Carlyle’s Rubenstein on family offices, fund duration and why some investors shun emerging markets

Here are five key takeaways from the Carlyle Group co-founder's speech on private equity's top trends at a recent industry conference in Geneva.

David Rubenstein has said large family offices in the Middle-East and Asia will change the private equity landscape by doing more direct deals.

Speaking at Invest Europe’s Investors’ Forum in Geneva on Thursday, the Carlyle Group co-founder discussed the industry’s top trends including fund durations, emerging markets and listed private equity firms. Here are five key takeaways from the industry titan’s speech:

The 10-year fund is here to stay

Long-duration funds are on the rise among institutional investors.
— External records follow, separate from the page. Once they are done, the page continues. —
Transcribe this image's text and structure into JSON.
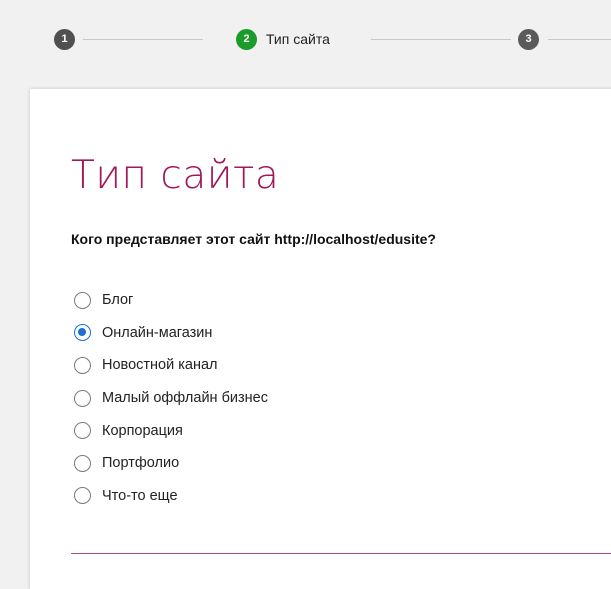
{
  "stepper": {
    "steps": [
      {
        "number": "1",
        "label": ""
      },
      {
        "number": "2",
        "label": "Тип сайта"
      },
      {
        "number": "3",
        "label": ""
      }
    ]
  },
  "page": {
    "title": "Тип сайта",
    "question": "Кого представляет этот сайт http://localhost/edusite?"
  },
  "options": [
    {
      "label": "Блог",
      "checked": false
    },
    {
      "label": "Онлайн-магазин",
      "checked": true
    },
    {
      "label": "Новостной канал",
      "checked": false
    },
    {
      "label": "Малый оффлайн бизнес",
      "checked": false
    },
    {
      "label": "Корпорация",
      "checked": false
    },
    {
      "label": "Портфолио",
      "checked": false
    },
    {
      "label": "Что-то еще",
      "checked": false
    }
  ],
  "colors": {
    "title": "#a0185a",
    "current_step": "#1a9b2a",
    "radio_selected": "#1e6fd0"
  }
}
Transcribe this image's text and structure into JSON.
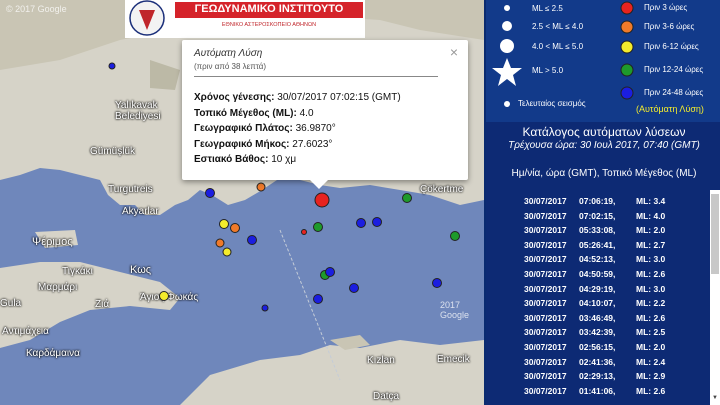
{
  "map": {
    "watermark_tl": "© 2017 Google",
    "watermark_br": "2017 Google",
    "places": [
      {
        "id": "yalikavak",
        "label": "Yalıkavak Belediyesi"
      },
      {
        "id": "gumuslik",
        "label": "Gümüşlük"
      },
      {
        "id": "turgutreis",
        "label": "Turgutreis"
      },
      {
        "id": "akyarlar",
        "label": "Akyarlar"
      },
      {
        "id": "psermos",
        "label": "Ψέριμος"
      },
      {
        "id": "tigkaki",
        "label": "Τιγκάκι"
      },
      {
        "id": "kos",
        "label": "Κως"
      },
      {
        "id": "marmari",
        "label": "Μαρμάρι"
      },
      {
        "id": "ziia",
        "label": "Ζιά"
      },
      {
        "id": "antimaxeia",
        "label": "Αντιμάχεια"
      },
      {
        "id": "kardamaina",
        "label": "Καρδάμαινα"
      },
      {
        "id": "ayios",
        "label": "Άγιος Φωκάς"
      },
      {
        "id": "cokertme",
        "label": "Çökertme"
      },
      {
        "id": "kizlan",
        "label": "Kızlan"
      },
      {
        "id": "emecik",
        "label": "Emecik"
      },
      {
        "id": "datca",
        "label": "Datça"
      },
      {
        "id": "gula",
        "label": "Gula"
      }
    ]
  },
  "logo": {
    "title": "ΓΕΩΔΥΝΑΜΙΚΟ ΙΝΣΤΙΤΟΥΤΟ",
    "subtitle": "ΕΘΝΙΚΟ ΑΣΤΕΡΟΣΚΟΠΕΙΟ ΑΘΗΝΩΝ"
  },
  "popup": {
    "title": "Αυτόματη Λύση",
    "subtitle": "(πριν από 38 λεπτά)",
    "close": "×",
    "rows": [
      {
        "label": "Χρόνος γένεσης:",
        "value": "30/07/2017  07:02:15 (GMT)"
      },
      {
        "label": "Τοπικό Μέγεθος (ML):",
        "value": "4.0"
      },
      {
        "label": "Γεωγραφικό Πλάτος:",
        "value": "36.9870°"
      },
      {
        "label": "Γεωγραφικό Μήκος:",
        "value": "27.6023°"
      },
      {
        "label": "Εστιακό Βάθος:",
        "value": "10 χμ"
      }
    ]
  },
  "legend": {
    "mag_items": [
      "ML ≤ 2.5",
      "2.5 < ML ≤ 4.0",
      "4.0 < ML ≤ 5.0",
      "ML > 5.0",
      "Τελευταίος σεισμός"
    ],
    "time_items": [
      {
        "label": "Πριν 3 ώρες",
        "color": "#e8231f"
      },
      {
        "label": "Πριν 3-6 ώρες",
        "color": "#f07a2a"
      },
      {
        "label": "Πριν 6-12 ώρες",
        "color": "#f4ec2c"
      },
      {
        "label": "Πριν 12-24 ώρες",
        "color": "#1e9a2b"
      },
      {
        "label": "Πριν 24-48 ώρες",
        "color": "#1b1ee0"
      }
    ],
    "auto_note": "(Αυτόματη Λύση)"
  },
  "catalog": {
    "title": "Κατάλογος αυτόματων λύσεων",
    "current_time": "Τρέχουσα ώρα: 30 Ιουλ 2017, 07:40 (GMT)",
    "header": "Ημ/νία, ώρα (GMT), Τοπικό Μέγεθος (ML)",
    "rows": [
      {
        "date": "30/07/2017",
        "time": "07:06:19,",
        "ml": "ML: 3.4"
      },
      {
        "date": "30/07/2017",
        "time": "07:02:15,",
        "ml": "ML: 4.0"
      },
      {
        "date": "30/07/2017",
        "time": "05:33:08,",
        "ml": "ML: 2.0"
      },
      {
        "date": "30/07/2017",
        "time": "05:26:41,",
        "ml": "ML: 2.7"
      },
      {
        "date": "30/07/2017",
        "time": "04:52:13,",
        "ml": "ML: 3.0"
      },
      {
        "date": "30/07/2017",
        "time": "04:50:59,",
        "ml": "ML: 2.6"
      },
      {
        "date": "30/07/2017",
        "time": "04:29:19,",
        "ml": "ML: 3.0"
      },
      {
        "date": "30/07/2017",
        "time": "04:10:07,",
        "ml": "ML: 2.2"
      },
      {
        "date": "30/07/2017",
        "time": "03:46:49,",
        "ml": "ML: 2.6"
      },
      {
        "date": "30/07/2017",
        "time": "03:42:39,",
        "ml": "ML: 2.5"
      },
      {
        "date": "30/07/2017",
        "time": "02:56:15,",
        "ml": "ML: 2.0"
      },
      {
        "date": "30/07/2017",
        "time": "02:41:36,",
        "ml": "ML: 2.4"
      },
      {
        "date": "30/07/2017",
        "time": "02:29:13,",
        "ml": "ML: 2.9"
      },
      {
        "date": "30/07/2017",
        "time": "01:41:06,",
        "ml": "ML: 2.6"
      }
    ]
  }
}
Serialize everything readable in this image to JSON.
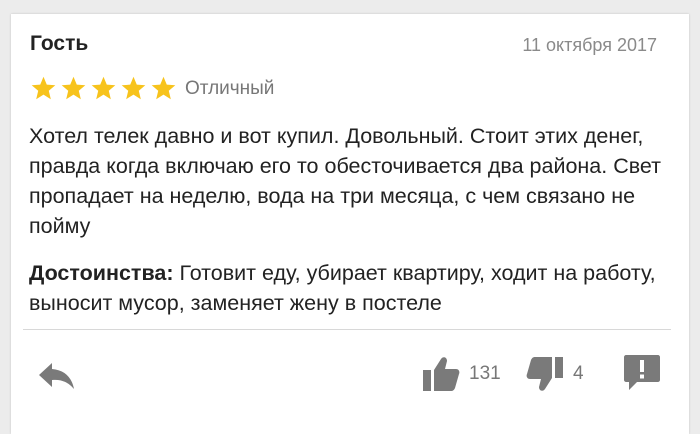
{
  "review": {
    "author": "Гость",
    "date": "11 октября 2017",
    "rating": 5,
    "rating_max": 5,
    "rating_label": "Отличный",
    "text": "Хотел телек давно и вот купил. Довольный. Стоит этих денег, правда когда включаю его то обесточивается два района. Свет пропадает на неделю, вода на три месяца, с чем связано не пойму",
    "pros_label": "Достоинства:",
    "pros_text": " Готовит еду, убирает квартиру, ходит на работу, выносит мусор, заменяет жену в постеле"
  },
  "actions": {
    "reply_icon": "reply-arrow-icon",
    "likes": "131",
    "like_icon": "thumbs-up-icon",
    "dislikes": "4",
    "dislike_icon": "thumbs-down-icon",
    "report_icon": "report-icon"
  },
  "colors": {
    "star": "#f7c31c",
    "icon": "#7a7a7a",
    "muted_text": "#8a8a8a",
    "text": "#222222"
  }
}
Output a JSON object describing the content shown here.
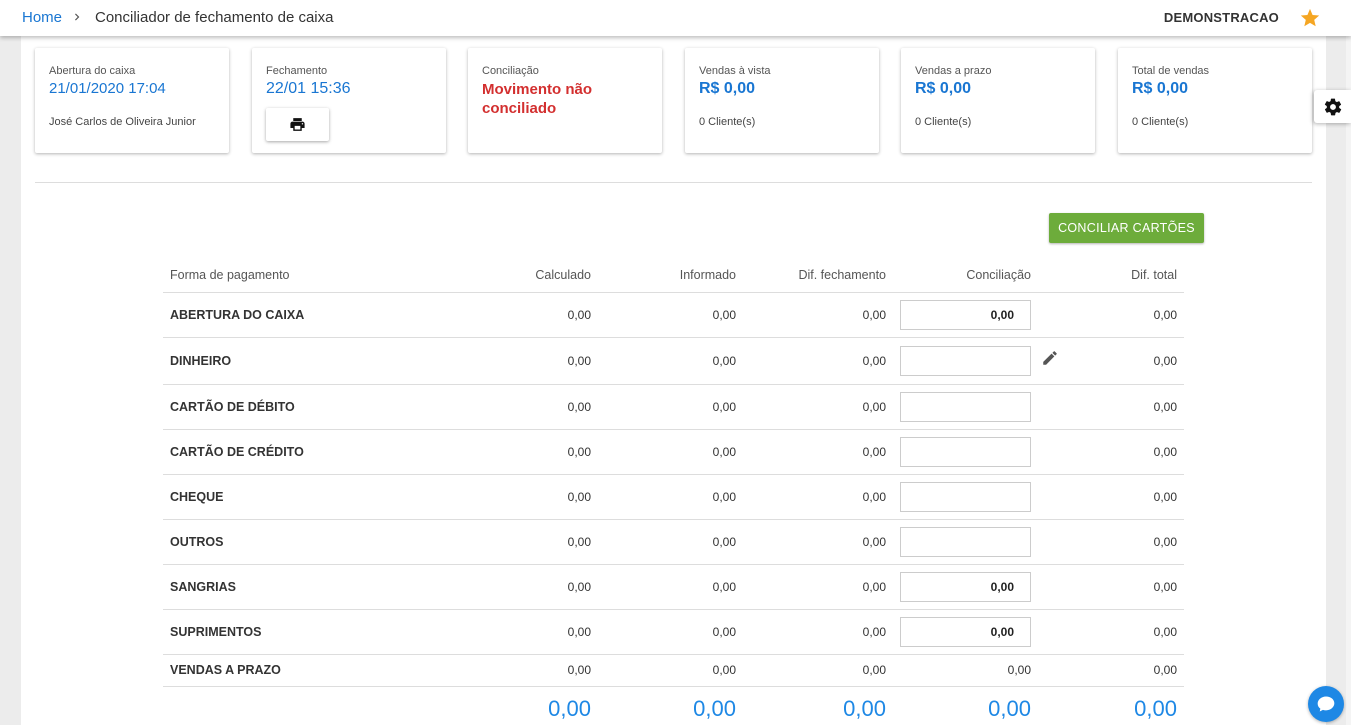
{
  "header": {
    "breadcrumb_home": "Home",
    "page_title": "Conciliador de fechamento de caixa",
    "user_name": "DEMONSTRACAO",
    "star_color": "#f5a623"
  },
  "cards": {
    "abertura": {
      "label": "Abertura do caixa",
      "value": "21/01/2020 17:04",
      "sub": "José Carlos de Oliveira Junior"
    },
    "fechamento": {
      "label": "Fechamento",
      "value": "22/01 15:36"
    },
    "conciliacao": {
      "label": "Conciliação",
      "value": "Movimento não conciliado"
    },
    "vendas_vista": {
      "label": "Vendas à vista",
      "value": "R$ 0,00",
      "sub": "0 Cliente(s)"
    },
    "vendas_prazo": {
      "label": "Vendas a prazo",
      "value": "R$ 0,00",
      "sub": "0 Cliente(s)"
    },
    "total_vendas": {
      "label": "Total de vendas",
      "value": "R$ 0,00",
      "sub": "0 Cliente(s)"
    }
  },
  "actions": {
    "conciliar_cartoes": "CONCILIAR CARTÕES"
  },
  "table": {
    "headers": [
      "Forma de pagamento",
      "Calculado",
      "Informado",
      "Dif. fechamento",
      "Conciliação",
      "Dif. total"
    ],
    "rows": [
      {
        "name": "ABERTURA DO CAIXA",
        "calculado": "0,00",
        "informado": "0,00",
        "dif_fechamento": "0,00",
        "conciliacao": "0,00",
        "dif_total": "0,00"
      },
      {
        "name": "DINHEIRO",
        "calculado": "0,00",
        "informado": "0,00",
        "dif_fechamento": "0,00",
        "conciliacao": "",
        "dif_total": "0,00"
      },
      {
        "name": "CARTÃO DE DÉBITO",
        "calculado": "0,00",
        "informado": "0,00",
        "dif_fechamento": "0,00",
        "conciliacao": "",
        "dif_total": "0,00"
      },
      {
        "name": "CARTÃO DE CRÉDITO",
        "calculado": "0,00",
        "informado": "0,00",
        "dif_fechamento": "0,00",
        "conciliacao": "",
        "dif_total": "0,00"
      },
      {
        "name": "CHEQUE",
        "calculado": "0,00",
        "informado": "0,00",
        "dif_fechamento": "0,00",
        "conciliacao": "",
        "dif_total": "0,00"
      },
      {
        "name": "OUTROS",
        "calculado": "0,00",
        "informado": "0,00",
        "dif_fechamento": "0,00",
        "conciliacao": "",
        "dif_total": "0,00"
      },
      {
        "name": "SANGRIAS",
        "calculado": "0,00",
        "informado": "0,00",
        "dif_fechamento": "0,00",
        "conciliacao": "0,00",
        "dif_total": "0,00"
      },
      {
        "name": "SUPRIMENTOS",
        "calculado": "0,00",
        "informado": "0,00",
        "dif_fechamento": "0,00",
        "conciliacao": "0,00",
        "dif_total": "0,00"
      },
      {
        "name": "VENDAS A PRAZO",
        "calculado": "0,00",
        "informado": "0,00",
        "dif_fechamento": "0,00",
        "conciliacao": "0,00",
        "dif_total": "0,00"
      }
    ],
    "totals": {
      "calculado": "0,00",
      "informado": "0,00",
      "dif_fechamento": "0,00",
      "conciliacao": "0,00",
      "dif_total": "0,00"
    }
  },
  "colors": {
    "accent_blue": "#1976d2",
    "alert_red": "#d32f2f",
    "button_green": "#6dac3b",
    "total_blue": "#1e88e5"
  }
}
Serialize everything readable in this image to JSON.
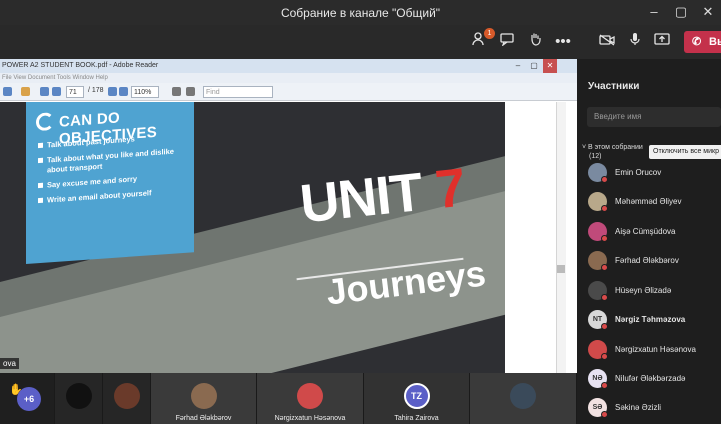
{
  "window": {
    "title": "Собрание в канале \"Общий\"",
    "min_icon": "minimize-icon",
    "max_icon": "maximize-icon",
    "close_icon": "close-icon"
  },
  "toolbar": {
    "participants_badge": "1",
    "leave_label": "Вы",
    "icons": [
      "people-icon",
      "chat-icon",
      "raise-hand-icon",
      "more-icon",
      "camera-off-icon",
      "mic-icon",
      "share-screen-icon",
      "phone-hangup-icon"
    ]
  },
  "reader": {
    "title": "POWER A2 STUDENT BOOK.pdf - Adobe Reader",
    "menu": "File  View  Document  Tools  Window  Help",
    "page_current": "71",
    "page_total": "/ 178",
    "zoom": "110%",
    "find_placeholder": "Find"
  },
  "book": {
    "objectives_title": "CAN DO OBJECTIVES",
    "objectives": [
      "Talk about past journeys",
      "Talk about what you like and dislike about transport",
      "Say excuse me and sorry",
      "Write an email about yourself"
    ],
    "unit_word": "UNIT",
    "unit_number": "7",
    "subtitle": "Journeys"
  },
  "presenter_label": "ova",
  "people_panel": {
    "title": "Участники",
    "search_placeholder": "Введите имя",
    "section_label": "В этом собрании",
    "section_count": "(12)",
    "mute_all_label": "Отключить все микр",
    "participants": [
      {
        "name": "Emin Orucov",
        "initials": "",
        "bold": false,
        "color": "#7a8aa0"
      },
      {
        "name": "Məhəmməd Əliyev",
        "initials": "",
        "bold": false,
        "color": "#b8a88a"
      },
      {
        "name": "Aişə Cümşüdova",
        "initials": "",
        "bold": false,
        "color": "#c04a7a"
      },
      {
        "name": "Fərhad Ələkbərov",
        "initials": "",
        "bold": false,
        "color": "#8a6a50"
      },
      {
        "name": "Hüseyn Əlizadə",
        "initials": "",
        "bold": false,
        "color": "#4a4a4a"
      },
      {
        "name": "Nərgiz Təhməzova",
        "initials": "NT",
        "bold": true,
        "color": "#d9d9d9"
      },
      {
        "name": "Nərgizxatun Həsənova",
        "initials": "",
        "bold": false,
        "color": "#d04a4a"
      },
      {
        "name": "Nilufər Ələkbərzadə",
        "initials": "NƏ",
        "bold": false,
        "color": "#e7e2f2"
      },
      {
        "name": "Səkinə Əzizli",
        "initials": "SƏ",
        "bold": false,
        "color": "#f2e2e2"
      }
    ]
  },
  "strip": {
    "more_count": "+6",
    "tiles": [
      {
        "name": "",
        "color": "#111"
      },
      {
        "name": "",
        "color": "#6a3a2a"
      },
      {
        "name": "Fərhad Ələkbərov",
        "color": "#8a6a50"
      },
      {
        "name": "Nərgizxatun Həsənova",
        "color": "#d04a4a"
      },
      {
        "name": "Tahira Zairova",
        "initials": "TZ",
        "color": "#5b5fc7"
      },
      {
        "name": "",
        "color": "#3a4a5a"
      }
    ]
  }
}
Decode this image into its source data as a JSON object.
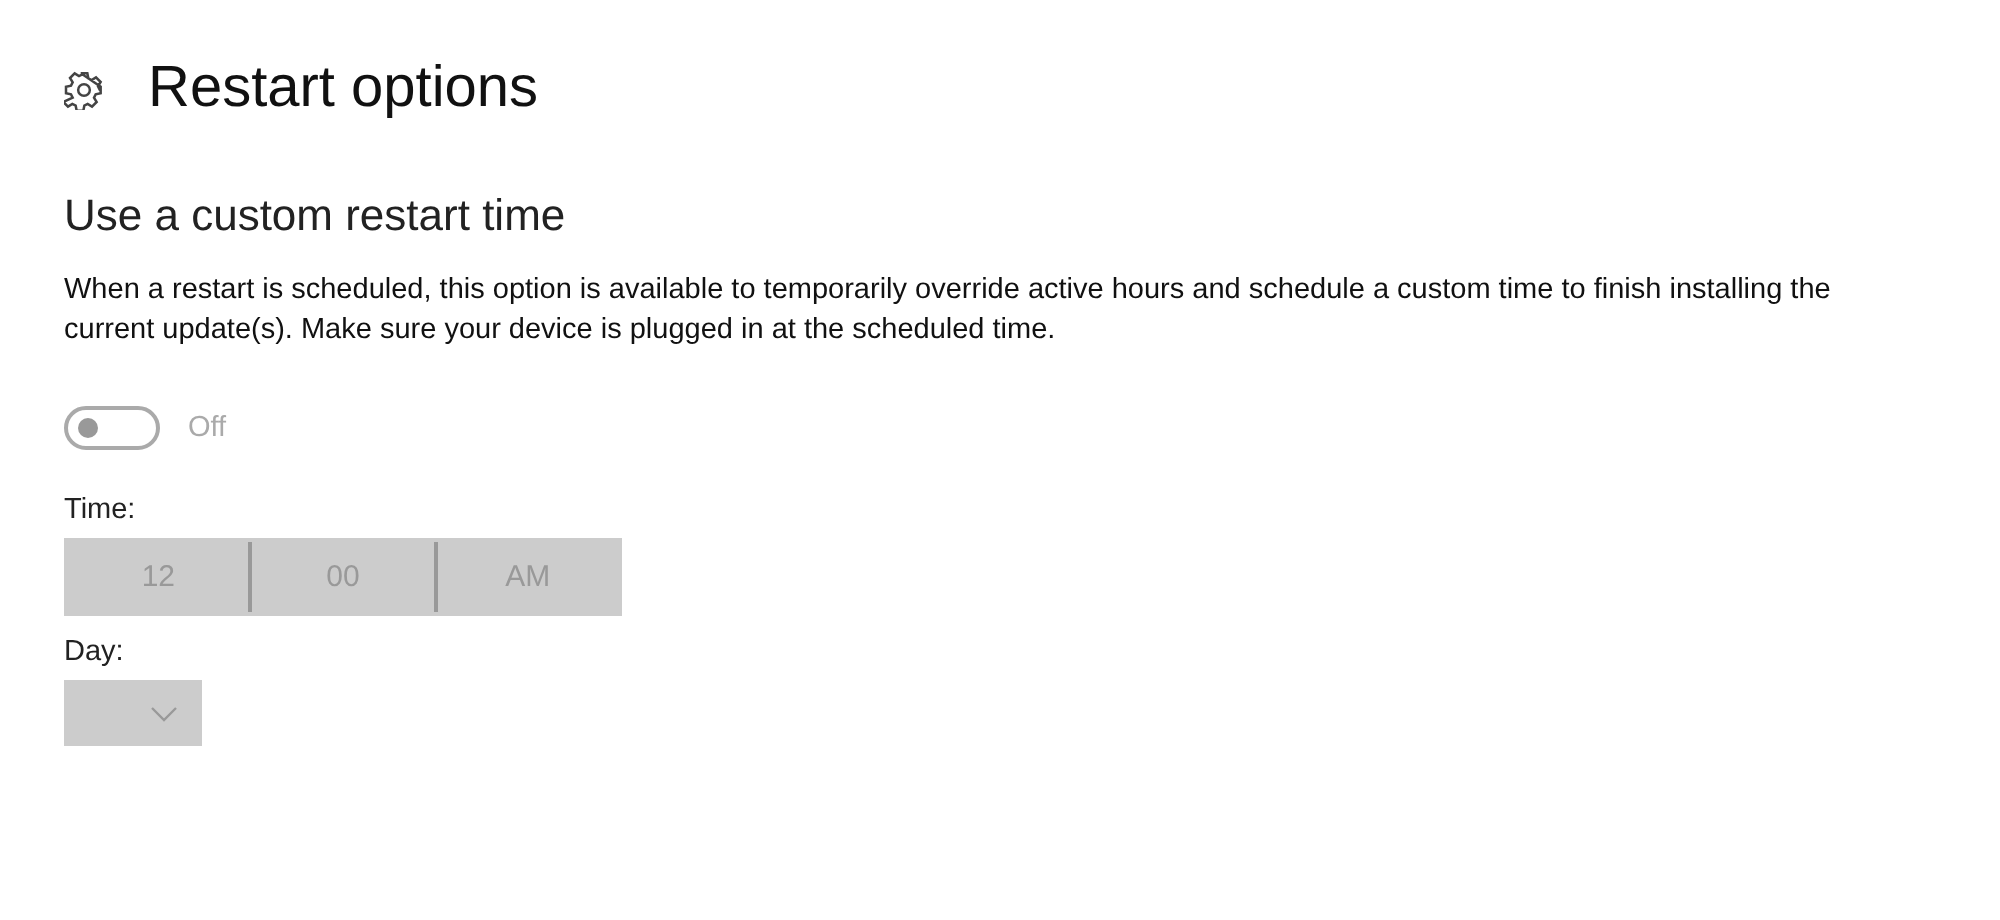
{
  "page": {
    "title": "Restart options"
  },
  "section": {
    "heading": "Use a custom restart time",
    "description": "When a restart is scheduled, this option is available to temporarily override active hours and schedule a custom time to finish installing the current update(s). Make sure your device is plugged in at the scheduled time."
  },
  "toggle": {
    "on": false,
    "disabled": true,
    "label": "Off"
  },
  "time_picker": {
    "label": "Time:",
    "disabled": true,
    "segments": [
      "12",
      "00",
      "AM"
    ]
  },
  "day_dropdown": {
    "label": "Day:",
    "disabled": true
  }
}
CVC Capital Partners passed its €4 billion target for its second longer-term fund in January, and a number of other large PE firms including Carlyle and Blackstone have raised or are raising such funds.

This development does not mean the traditional 10-year fund is on its way out, Rubenstein said.

“I think that clearly people are experimenting with different fund formats, and in both directions,” he said. “We have funds now that are 15- and 20-year funds because some people want the longer-horizon funds. But some other organisations have a two-year or three-year investment period for a fund, with the whole fund lasting five or six years.

“There is much more variation than [what the industry has had] historically.”

Family offices are changing the LP landscape

Family offices have recently loaded up on the asset class in anticipation of a slowdown and will change the game.

“You now see multi-billion-dollar family offices in the Middle-East and Asia,” Rubenstein said. “Staggering amounts of money in family hands, and they are allocating a higher percentage to private equity than pension funds ever did or even that SWFs are.

“This money is now coming in and you are seeing in many cases family offices saying that they will do deals directly and that they don’t need to give money to Carlyle, Blackstone, KKR, Cinven and CVC. We’ll see that phenomenon occurring.”

Developed markets > emerging markets

“The bloom is off the rose of emerging markets,” Rubenstein said, adding that private equity is moving more towards developed markets. Investors have historically been willing to take on additional risk for theoretically higher rates of return, but this is changing.

“In the last couple of years, more and more investors have been willing to deploy more and more private equity in developed markets than emerging markets, because the risk profile is better and the returns are just as good,” he said. “That’s a little bit of a surprise.”

He added that emerging markets have not raised as much capital as they were expected to globally.

Governments around the world are positive on PE

One change that has happened in the private equity world is that governments no longer believe the industry is a threat.

“It used to be that some people thought that private equity was destroying economies. But that has not been the case, partly because firms have adapted,” Rubenstein said.

“In the early days of private equity, they tried to get the highest rates of return regardless of whether jobs were being destroyed, taxes were not being paid or environmental considerations were not a factor at all. Today, PE firms all care about ESG and make much more sensitive sensible decisions than before. It has evolved in a way that you are seeing in emerging markets governments encouraging firms all over the world to invest in their countries. I suspect that trend will continue.”

He has high hopes for PE stocks

Asked where he would invest his last $10 million if he had to place it on one concentrated bet, Rubenstein answered: “Obviously, Carlyle stock. High dividend, low price.”

Private equity firms, who are staffed by the greatest dealmakers in the world, have not been able to make their own stock as attractive to investors as they would like, he added.

Rubenstein noted that most private equity firms are judged and publicly traded on how much fee income they generate, when their worry is carried interest and how much that yields for their investors.